BOSTON (CBS) – This was the warning from the federal government last Friday about the growing coronavirus pandemic.
“A pandemic will last 18 months or longer and include multiple waves of illness.”
– U.S. Government COVID-19 Response Plan
In the long, sordid history of political “leaders” prioritizing their own narrow self-interest over the public’s well-being, the tsunami of lies and amoral spin from the right about the coronavirus crisis deserves a special chapter. Maybe even its own volume.
Atop the list is President Trump, abruptly modeling relatively sober behavior in the past few days as events (and, presumably, cratering internal poll numbers) have made a farce of his longstanding pandemic denial. (As you peruse this list of his atrociously ignorant statements, consider how his only constructive early action – the January 31 ban on most non-citizens who had been in China entering the US – fit neatly into his trademark paranoia about foreigners.)
Then there’s the Trump Super Pac also known as Fox News prime time, where – with the notable exception of Tucker Carlson, who set aside his usual jingoism and reckless polemics to argue for taking COVID-19 seriously – the White House’s “don’t-worry-be-happy” baby talk was aggressively parroted. But now that the dear leader has changed his spin, so too have the useful idiots on Fox. (Link to the appalling documentation here; sorry about these links, hope you’re not reading them at mealtime.)
And how about the formerly serious person known as Newt Gingrich, who tweeted: “A reporter asked me today why conservatives were initially so skeptical of the threat of the coronavirus. I tried to explain that one of the dangerous consequences of having a totally dishonest left wing news media was that most Americans discounted their hysteria as phony.”
After decades of opportunistic demonization of the press, typically sparked by accurate criticism of the politician doing the demonizing (a bi-partisan reaction, by the way, from Lyndon Johnson blaming the media for anti-Vietnam War sentiment to Bill Clinton lying about adultery to Barack Obama going after media figures for talking to valid whistleblowers), this garbage from Gingrich was briefly in contention for most “totally dishonest” virus-era rhetoric.
Until I read Wednesday morning’s appalling bid for primacy by the worst op-ed columnist in America, Holman Jenkins Jr. of the Wall Street Journal.
You may recall Jr. as the rocket scientist who asserted that the Market Basket rebellion of 2014 was going to “destroy” the noticeably-thriving supermarket chain, and urged workers faced with a choice between a benevolent boss or a cost-slashing hedge-fund owner to “roll with the change.”
But that was a profile in wisdom compared with Jr.’s vile submission Wednesday, headlined “Questioning the Clampdown.”
“The cost to Americans of the economic shutdown is vast,” he writes. “What are they getting for their money? Essentially less excess demand for respiratory ventilators and other emergency care than can currently be supplied.”
The fact that this means vulnerable seniors might live instead of die is lost on Jr. After all, while “some number of respiratory deaths will be avoided,” keep in mind they will really just be “delayed since we all die.” And after all, “we’ll be spending a lot more than we’ve ever been willing to spend before to avoid flu deaths.”
More: “Italy is the test case for being a day late and dollar short in voluntary social distancing—the steps people can take to reduce their risk of contracting and spreading the disease.
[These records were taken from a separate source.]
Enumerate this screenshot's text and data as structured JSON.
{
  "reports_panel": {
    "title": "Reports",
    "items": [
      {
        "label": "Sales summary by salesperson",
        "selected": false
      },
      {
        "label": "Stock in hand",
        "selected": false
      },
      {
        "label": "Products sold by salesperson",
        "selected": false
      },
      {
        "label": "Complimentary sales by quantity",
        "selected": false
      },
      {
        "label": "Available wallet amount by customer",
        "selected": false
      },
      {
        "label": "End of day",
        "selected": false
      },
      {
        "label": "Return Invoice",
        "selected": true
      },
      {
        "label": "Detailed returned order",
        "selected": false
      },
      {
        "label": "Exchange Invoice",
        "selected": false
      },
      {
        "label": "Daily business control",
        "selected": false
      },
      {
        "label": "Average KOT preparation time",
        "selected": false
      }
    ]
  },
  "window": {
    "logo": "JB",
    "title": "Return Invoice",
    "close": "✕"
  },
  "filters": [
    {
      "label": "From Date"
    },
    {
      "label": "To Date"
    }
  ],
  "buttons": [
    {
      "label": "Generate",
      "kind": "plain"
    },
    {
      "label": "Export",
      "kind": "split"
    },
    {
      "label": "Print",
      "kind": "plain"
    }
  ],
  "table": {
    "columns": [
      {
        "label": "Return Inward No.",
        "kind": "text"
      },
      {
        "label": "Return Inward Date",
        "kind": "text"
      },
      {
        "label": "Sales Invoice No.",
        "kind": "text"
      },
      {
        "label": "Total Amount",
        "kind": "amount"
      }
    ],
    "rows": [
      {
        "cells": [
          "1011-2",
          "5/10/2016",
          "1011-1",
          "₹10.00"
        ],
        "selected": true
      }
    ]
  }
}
But Italy may also be the first to emerge from the tunnel, with everyone having had their chance to get sick, and the country being able to get back to work.”
Unmentioned: more than 2,500 Italians have perished so far. Collateral damage, in Jr.’s moral universe.
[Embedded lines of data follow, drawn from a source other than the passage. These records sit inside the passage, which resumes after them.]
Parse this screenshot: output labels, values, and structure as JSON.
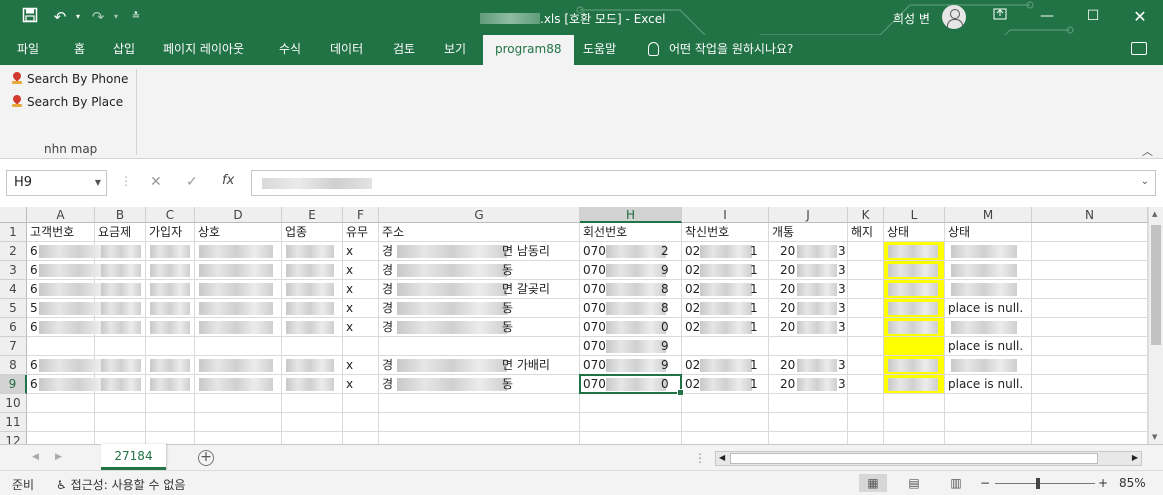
{
  "titlebar": {
    "filename_suffix": ".xls",
    "mode": "[호환 모드]",
    "separator": "-",
    "app": "Excel",
    "user": "희성 변",
    "icons": [
      "save-icon",
      "undo-icon",
      "redo-icon",
      "customize-qat-icon",
      "ribbon-display-icon",
      "minimize-icon",
      "maximize-icon",
      "close-icon"
    ]
  },
  "ribbon_tabs": [
    "파일",
    "홈",
    "삽입",
    "페이지 레이아웃",
    "수식",
    "데이터",
    "검토",
    "보기",
    "program88",
    "도움말"
  ],
  "active_tab": "program88",
  "tell_me": "어떤 작업을 원하시나요?",
  "ribbon": {
    "buttons": [
      "Search By Phone",
      "Search By Place"
    ],
    "group_label": "nhn map"
  },
  "formula_bar": {
    "name_box": "H9",
    "fx": "fx"
  },
  "columns": [
    "A",
    "B",
    "C",
    "D",
    "E",
    "F",
    "G",
    "H",
    "I",
    "J",
    "K",
    "L",
    "M",
    "N"
  ],
  "selected_column": "H",
  "rows": [
    "1",
    "2",
    "3",
    "4",
    "5",
    "6",
    "7",
    "8",
    "9",
    "10",
    "11",
    "12"
  ],
  "selected_row": "9",
  "headers": [
    "고객번호",
    "요금제",
    "가입자",
    "상호",
    "업종",
    "유무",
    "주소",
    "회선번호",
    "착신번호",
    "개통",
    "해지",
    "상태",
    "상태"
  ],
  "data_rows": [
    {
      "a": "6",
      "f": "x",
      "g": "경",
      "g_tail": "면 남동리",
      "h": "070",
      "h_end": "2",
      "i": "02",
      "i_end": "1",
      "j": "20",
      "j_end": "3",
      "m": ""
    },
    {
      "a": "6",
      "f": "x",
      "g": "경",
      "g_tail": "동",
      "h": "070",
      "h_end": "9",
      "i": "02",
      "i_end": "1",
      "j": "20",
      "j_end": "3",
      "m": ""
    },
    {
      "a": "6",
      "f": "x",
      "g": "경",
      "g_tail": "면 갈곶리",
      "h": "070",
      "h_end": "8",
      "i": "02",
      "i_end": "1",
      "j": "20",
      "j_end": "3",
      "m": ""
    },
    {
      "a": "5",
      "f": "x",
      "g": "경",
      "g_tail": "동",
      "h": "070",
      "h_end": "8",
      "i": "02",
      "i_end": "1",
      "j": "20",
      "j_end": "3",
      "m": "place is null."
    },
    {
      "a": "6",
      "f": "x",
      "g": "경",
      "g_tail": "동",
      "h": "070",
      "h_end": "0",
      "i": "02",
      "i_end": "1",
      "j": "20",
      "j_end": "3",
      "m": ""
    },
    {
      "a": "",
      "f": "",
      "g": "",
      "g_tail": "",
      "h": "070",
      "h_end": "9",
      "i": "",
      "i_end": "",
      "j": "",
      "j_end": "",
      "m": "place is null."
    },
    {
      "a": "6",
      "f": "x",
      "g": "경",
      "g_tail": "면 가배리",
      "h": "070",
      "h_end": "9",
      "i": "02",
      "i_end": "1",
      "j": "20",
      "j_end": "3",
      "m": ""
    },
    {
      "a": "6",
      "f": "x",
      "g": "경",
      "g_tail": "동",
      "h": "070",
      "h_end": "0",
      "i": "02",
      "i_end": "1",
      "j": "20",
      "j_end": "3",
      "m": "place is null."
    }
  ],
  "sheet_tab": "27184",
  "status": {
    "ready": "준비",
    "accessibility": "접근성: 사용할 수 없음",
    "zoom_minus": "−",
    "zoom_plus": "+",
    "zoom": "85%"
  },
  "colors": {
    "brand_green": "#217346",
    "highlight_yellow": "#ffff00"
  }
}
But those of you at any age who deal with less-than-perfect health will be delighted by Jr.’s contention that your continued existence may just not be cost-effective.
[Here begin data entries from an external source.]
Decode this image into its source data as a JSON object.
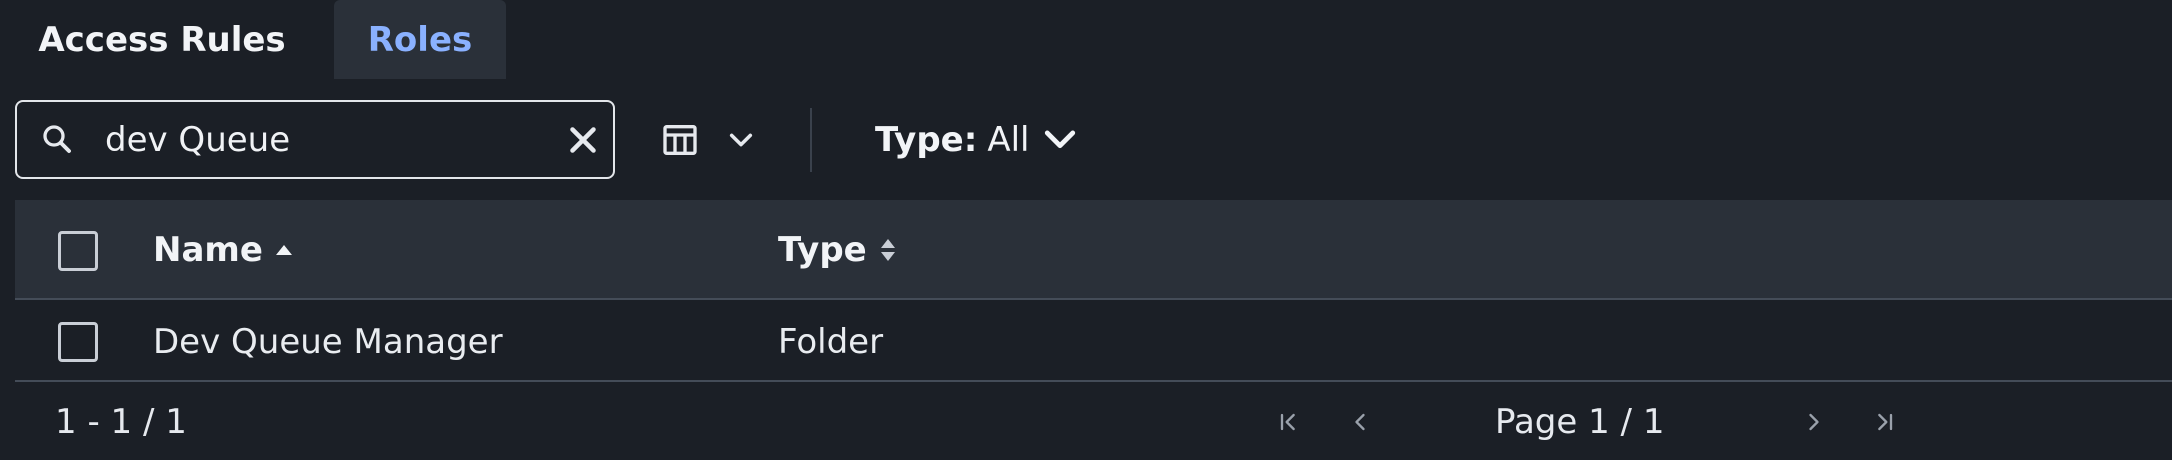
{
  "tabs": [
    {
      "label": "Access Rules",
      "active": false
    },
    {
      "label": "Roles",
      "active": true
    }
  ],
  "toolbar": {
    "search_value": "dev Queue",
    "type_filter_label": "Type:",
    "type_filter_value": "All"
  },
  "table": {
    "columns": [
      {
        "label": "Name",
        "sort": "ascending"
      },
      {
        "label": "Type",
        "sort": "none"
      }
    ],
    "rows": [
      {
        "name": "Dev Queue Manager",
        "type": "Folder",
        "selected": false
      }
    ]
  },
  "footer": {
    "range": "1 - 1 / 1",
    "page_info": "Page 1 / 1"
  },
  "icons": {
    "search": "search-icon",
    "clear": "close-icon",
    "columns": "table-columns-icon",
    "chevron": "chevron-down-icon",
    "first_page": "first-page-icon",
    "prev_page": "chevron-left-icon",
    "next_page": "chevron-right-icon",
    "last_page": "last-page-icon"
  },
  "colors": {
    "background": "#1b1f26",
    "header_background": "#2a3039",
    "accent": "#8ab1ff",
    "text": "#e6e9ee"
  }
}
“Understandably, politicians believe faith in government requires avoiding Italy-like scenes. But turned on its head here is the 50-year-old “QALY” revolution: the idea of measuring the burden of disease and benefit of health care based on “quality-adjusted life year,” typically valued at $50,000 to $150,000. In the present instance, the cost isn’t just medical intervention (e.g., ventilator use) but the cost of an economywide shutdown to limit the number of candidates for ventilation at any one time. I don’t know what the figure is, but the QALY value we are placing on avoiding Italy-like deaths is surely a high multiple of any figure previously considered realistic.”
Let that last line marinate. Consider that editors at one of the world’s leading newspapers published it.
Better still, use its completely amoral premise as a yardstick for judging opinion journalists and politicians.